**WHAT IS NEEDED**
Within the listing, how many lines hold the word "圣人海域"? Give the number by itself.

**SOURCE MATERIAL**
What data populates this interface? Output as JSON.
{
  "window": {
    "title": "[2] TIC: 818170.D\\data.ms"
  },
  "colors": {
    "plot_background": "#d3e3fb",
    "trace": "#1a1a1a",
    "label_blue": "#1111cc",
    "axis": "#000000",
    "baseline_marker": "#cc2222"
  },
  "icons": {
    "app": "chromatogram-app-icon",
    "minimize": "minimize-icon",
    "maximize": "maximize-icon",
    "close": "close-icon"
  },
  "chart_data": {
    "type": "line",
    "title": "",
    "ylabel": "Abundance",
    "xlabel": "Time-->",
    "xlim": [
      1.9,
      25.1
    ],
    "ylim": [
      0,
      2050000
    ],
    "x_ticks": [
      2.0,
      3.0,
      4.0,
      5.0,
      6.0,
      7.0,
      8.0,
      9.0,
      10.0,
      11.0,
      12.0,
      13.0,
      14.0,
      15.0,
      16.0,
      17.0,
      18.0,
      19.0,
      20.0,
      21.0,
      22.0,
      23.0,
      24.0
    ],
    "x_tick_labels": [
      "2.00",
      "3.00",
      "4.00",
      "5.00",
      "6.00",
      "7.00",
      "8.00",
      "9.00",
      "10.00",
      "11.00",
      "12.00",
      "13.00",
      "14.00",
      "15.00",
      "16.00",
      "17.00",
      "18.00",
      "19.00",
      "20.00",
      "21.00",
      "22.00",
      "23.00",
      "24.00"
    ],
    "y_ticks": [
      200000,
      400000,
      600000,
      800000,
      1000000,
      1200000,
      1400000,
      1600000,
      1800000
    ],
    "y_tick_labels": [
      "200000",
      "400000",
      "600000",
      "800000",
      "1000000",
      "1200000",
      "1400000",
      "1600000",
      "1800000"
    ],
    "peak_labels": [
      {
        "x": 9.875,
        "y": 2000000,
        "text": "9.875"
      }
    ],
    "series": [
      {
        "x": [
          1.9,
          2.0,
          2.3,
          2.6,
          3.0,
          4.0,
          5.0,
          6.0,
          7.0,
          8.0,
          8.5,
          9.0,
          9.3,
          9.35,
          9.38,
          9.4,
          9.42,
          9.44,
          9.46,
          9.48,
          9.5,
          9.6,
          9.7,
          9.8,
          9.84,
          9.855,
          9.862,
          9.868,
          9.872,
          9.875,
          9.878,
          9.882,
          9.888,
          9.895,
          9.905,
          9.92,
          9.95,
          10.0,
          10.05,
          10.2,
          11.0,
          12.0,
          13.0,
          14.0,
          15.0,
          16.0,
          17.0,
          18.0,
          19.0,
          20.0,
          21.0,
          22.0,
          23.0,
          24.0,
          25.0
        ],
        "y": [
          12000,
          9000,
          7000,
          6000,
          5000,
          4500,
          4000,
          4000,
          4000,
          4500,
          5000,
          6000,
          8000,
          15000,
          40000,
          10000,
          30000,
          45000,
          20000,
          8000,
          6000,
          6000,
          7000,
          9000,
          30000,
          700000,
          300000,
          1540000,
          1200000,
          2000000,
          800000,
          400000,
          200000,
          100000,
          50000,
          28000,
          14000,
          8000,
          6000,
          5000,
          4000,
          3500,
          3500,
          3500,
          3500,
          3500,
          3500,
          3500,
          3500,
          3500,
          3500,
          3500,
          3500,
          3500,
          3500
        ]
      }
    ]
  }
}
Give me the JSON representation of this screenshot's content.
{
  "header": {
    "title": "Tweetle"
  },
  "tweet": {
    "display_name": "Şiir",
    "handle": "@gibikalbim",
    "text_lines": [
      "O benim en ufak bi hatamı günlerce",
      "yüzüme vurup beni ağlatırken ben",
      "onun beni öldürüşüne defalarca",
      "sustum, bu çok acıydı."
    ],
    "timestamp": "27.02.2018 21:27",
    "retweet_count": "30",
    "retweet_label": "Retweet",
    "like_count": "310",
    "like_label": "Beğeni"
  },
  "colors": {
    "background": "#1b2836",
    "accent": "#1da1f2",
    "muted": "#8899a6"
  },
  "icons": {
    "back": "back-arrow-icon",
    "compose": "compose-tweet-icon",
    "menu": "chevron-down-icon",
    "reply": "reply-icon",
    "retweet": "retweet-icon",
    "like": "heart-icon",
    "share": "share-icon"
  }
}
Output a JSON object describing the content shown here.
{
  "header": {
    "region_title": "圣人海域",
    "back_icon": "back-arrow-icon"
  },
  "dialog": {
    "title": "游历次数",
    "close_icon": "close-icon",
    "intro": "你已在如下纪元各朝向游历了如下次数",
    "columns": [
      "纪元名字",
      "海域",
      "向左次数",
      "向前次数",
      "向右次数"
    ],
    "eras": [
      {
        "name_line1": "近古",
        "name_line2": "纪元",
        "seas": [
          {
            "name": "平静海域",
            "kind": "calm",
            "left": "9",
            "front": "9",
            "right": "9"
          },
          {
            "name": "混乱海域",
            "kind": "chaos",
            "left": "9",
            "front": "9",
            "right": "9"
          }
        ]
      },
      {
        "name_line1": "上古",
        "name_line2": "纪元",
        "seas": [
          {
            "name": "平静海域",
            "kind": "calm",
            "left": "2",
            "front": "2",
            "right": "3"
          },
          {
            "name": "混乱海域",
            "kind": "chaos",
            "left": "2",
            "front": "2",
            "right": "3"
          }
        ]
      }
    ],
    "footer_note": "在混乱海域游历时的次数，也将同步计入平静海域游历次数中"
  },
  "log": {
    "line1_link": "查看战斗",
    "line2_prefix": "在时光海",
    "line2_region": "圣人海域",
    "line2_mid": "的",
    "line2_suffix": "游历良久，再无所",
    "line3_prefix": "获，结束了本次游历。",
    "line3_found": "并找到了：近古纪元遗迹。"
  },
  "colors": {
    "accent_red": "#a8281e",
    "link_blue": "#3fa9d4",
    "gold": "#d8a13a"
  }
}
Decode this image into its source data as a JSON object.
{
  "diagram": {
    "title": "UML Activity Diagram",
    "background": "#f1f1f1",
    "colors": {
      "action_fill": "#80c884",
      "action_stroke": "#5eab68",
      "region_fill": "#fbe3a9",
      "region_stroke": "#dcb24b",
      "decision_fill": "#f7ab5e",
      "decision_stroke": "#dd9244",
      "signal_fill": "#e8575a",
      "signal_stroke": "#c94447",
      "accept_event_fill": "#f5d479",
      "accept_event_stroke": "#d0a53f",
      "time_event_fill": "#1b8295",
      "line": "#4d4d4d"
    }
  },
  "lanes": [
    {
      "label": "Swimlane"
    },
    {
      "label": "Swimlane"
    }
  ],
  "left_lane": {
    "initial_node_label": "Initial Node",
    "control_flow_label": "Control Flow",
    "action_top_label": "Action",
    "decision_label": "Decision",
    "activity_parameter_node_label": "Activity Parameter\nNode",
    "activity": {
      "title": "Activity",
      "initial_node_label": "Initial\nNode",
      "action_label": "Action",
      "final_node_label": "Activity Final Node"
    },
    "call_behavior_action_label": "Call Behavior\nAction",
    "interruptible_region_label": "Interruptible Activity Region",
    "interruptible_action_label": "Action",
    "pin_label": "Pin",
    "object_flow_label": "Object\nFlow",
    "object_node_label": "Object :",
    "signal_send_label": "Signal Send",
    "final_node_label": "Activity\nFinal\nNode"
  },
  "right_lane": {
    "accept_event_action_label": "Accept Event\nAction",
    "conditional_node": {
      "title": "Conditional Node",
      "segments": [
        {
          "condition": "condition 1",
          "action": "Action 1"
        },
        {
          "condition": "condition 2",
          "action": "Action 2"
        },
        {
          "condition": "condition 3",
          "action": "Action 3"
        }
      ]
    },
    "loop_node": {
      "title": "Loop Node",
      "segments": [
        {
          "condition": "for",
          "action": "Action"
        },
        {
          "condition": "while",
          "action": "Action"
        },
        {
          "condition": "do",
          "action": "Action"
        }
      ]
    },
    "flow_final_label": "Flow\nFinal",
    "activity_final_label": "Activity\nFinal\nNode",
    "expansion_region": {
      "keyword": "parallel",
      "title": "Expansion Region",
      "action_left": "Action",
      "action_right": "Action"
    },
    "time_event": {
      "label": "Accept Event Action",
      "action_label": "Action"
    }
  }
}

**EXERCISE SOLUTION**
2